Farmers markets have found a niche in Clermont County

Rick Ernst, with Ernst Family Farms, sells tomatoes to Curtis Howard, Helen Biamonte, Matt Biamonte and Quincy Walker at the Batavia Farmers Market July 6.

Rick Ernst, with Ernst Family Farms, sells tomatoes to Curtis Howard, Helen Biamonte, Matt Biamonte and Quincy Walker at the Batavia Farmers Market July 6.
By Kristin Rover
Sun staff

Whether it is a crunchy cucumber, farm fresh eggs, or sweet corn picked off the stalk, farmers markets in Clermont County have what customers are looking for this year, despite what has been a rainy summer so far.

Around a half dozen farmers markets can be found throughout the county during the summer months, and while farmers say they are ready for the rain to stop, they also say they are doing well this summer.

“It’s been our best year so far to date,” Charlie Ernstes, with Can-Du Farm in Bethel, said.

Can-Du Farm sells a variety of vegetables and other products at farmers markets in Milford and Loveland.

Ernstes said some of his produce is loving the rain this summer, while other produce is hating it.

“It’s a good year for corn, but a bad year for tomatoes,” Ernstes said.

Vivian Pfankuch with Jaybird Farms, said they have also had a successful year so far.

Jaybird Farms, located in Mt. Orab, sells a variety of fruits and vegetables and farm fresh eggs as well as flowers and other products.

“We’re doing really good except for the rain,” Pfankuch said about their year so far. “I think the crops are doing better this year, but if it’s too wet we don’t get plants and if it’s too rainy when you’re picking you can’t get out.”

Pfankuch’s son, Donny Alderman, said in the past five years they have experienced a boom at farmers markets.

“People want things that are organic or naturally grown,” Alderman said.

He said customers also like fresh vegetables and fruits that are picked when they are ready.

“All of this was picked yesterday,” Alderman said about the food they brought to the Milford Farmers Market.

Ernstes said he has also seen an increase in customers at the farmers markets in the 20 years that he has been selling produce at markets in the area.

“The biggest change is younger people,” Ernstes said. “A lot of people are cooking and they want to know where their food is coming from.”

Ernstes said he has more and more people ask about how the food was grown and also how it can be prepared.

“I see a lot more experimentation with the younger crowd,” he said.

Donna Kluba, with Ed Kluba Farms in Batavia, said farmers markets have changed a lot since she began selling produce more than 40 years ago.

“A lot of people are going back to fresh,” Kluba said. “Which is good.
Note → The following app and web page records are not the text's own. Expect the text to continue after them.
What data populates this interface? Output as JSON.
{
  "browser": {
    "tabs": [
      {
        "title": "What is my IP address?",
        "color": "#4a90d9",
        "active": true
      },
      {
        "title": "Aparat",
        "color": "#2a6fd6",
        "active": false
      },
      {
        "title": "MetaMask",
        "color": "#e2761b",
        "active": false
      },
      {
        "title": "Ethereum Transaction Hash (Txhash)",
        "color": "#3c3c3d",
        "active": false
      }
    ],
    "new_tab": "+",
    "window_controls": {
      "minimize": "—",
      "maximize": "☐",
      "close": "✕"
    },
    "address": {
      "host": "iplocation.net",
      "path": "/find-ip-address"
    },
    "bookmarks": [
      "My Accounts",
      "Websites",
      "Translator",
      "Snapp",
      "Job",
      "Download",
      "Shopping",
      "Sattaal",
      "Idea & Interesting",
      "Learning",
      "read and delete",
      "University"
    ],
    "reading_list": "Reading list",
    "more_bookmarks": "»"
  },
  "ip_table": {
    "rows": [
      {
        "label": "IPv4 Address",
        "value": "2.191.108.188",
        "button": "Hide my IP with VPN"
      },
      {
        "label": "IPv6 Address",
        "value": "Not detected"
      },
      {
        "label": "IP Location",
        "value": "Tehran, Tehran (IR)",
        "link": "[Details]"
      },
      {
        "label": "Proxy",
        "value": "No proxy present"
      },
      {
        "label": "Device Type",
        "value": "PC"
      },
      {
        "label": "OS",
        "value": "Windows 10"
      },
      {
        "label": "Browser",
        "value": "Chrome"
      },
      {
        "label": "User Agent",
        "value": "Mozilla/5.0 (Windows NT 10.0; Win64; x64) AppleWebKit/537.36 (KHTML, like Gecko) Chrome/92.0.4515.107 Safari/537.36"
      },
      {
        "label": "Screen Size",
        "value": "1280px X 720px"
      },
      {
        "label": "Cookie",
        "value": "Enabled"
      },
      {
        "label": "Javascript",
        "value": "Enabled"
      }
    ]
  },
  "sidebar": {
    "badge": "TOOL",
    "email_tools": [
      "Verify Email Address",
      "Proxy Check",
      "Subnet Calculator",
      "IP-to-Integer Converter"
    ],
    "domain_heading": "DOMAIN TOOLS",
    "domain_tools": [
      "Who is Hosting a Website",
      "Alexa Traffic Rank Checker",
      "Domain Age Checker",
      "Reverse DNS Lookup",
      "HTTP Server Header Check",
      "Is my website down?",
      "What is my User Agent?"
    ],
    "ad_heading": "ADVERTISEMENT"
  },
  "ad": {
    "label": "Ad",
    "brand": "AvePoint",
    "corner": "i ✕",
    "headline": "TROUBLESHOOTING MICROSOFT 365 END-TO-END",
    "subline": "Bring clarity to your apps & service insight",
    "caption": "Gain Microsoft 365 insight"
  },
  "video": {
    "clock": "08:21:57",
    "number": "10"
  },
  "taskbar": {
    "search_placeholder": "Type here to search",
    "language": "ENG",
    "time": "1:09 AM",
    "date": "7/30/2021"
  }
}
People are more willing to try new things.”

Kluba said it seems like there are a lot more markets these days that offer more niche products aside from just produce.

She said she thinks farmers markets will continue to improve if farmers not only sell their products, but also help their customers learn how to use them.

“Farmers need to show how to use it,” Kluba said.

She said having recipes and explaining how different products can be eaten is helpful for customers.

Kluba said they have been doing pretty good this year at the farmers markets. She said they go to markets in Milford, Loveland and Mt. Carmel.

Farmers markets in Clermont County are held Tuesdays in Loveland from 3-7 p.m., and at the Loveland Station and in Mt. Carmel, from 2-5:30 p.m. at 453 Cincinnati Batavia Pike. On Saturdays markets are held in Batavia from 9 a.m. to 1 p.m. on Main Street across from the car wash; in Goshen from 10 a.m. to 6 p.m. at 1798 State Route 28; and in Milford, 10 a.m. to 2 p.m. at Milford Garden Center.

Several other farms also have farm stands at locations in Clermont County throughout the week. For more information about these locations visit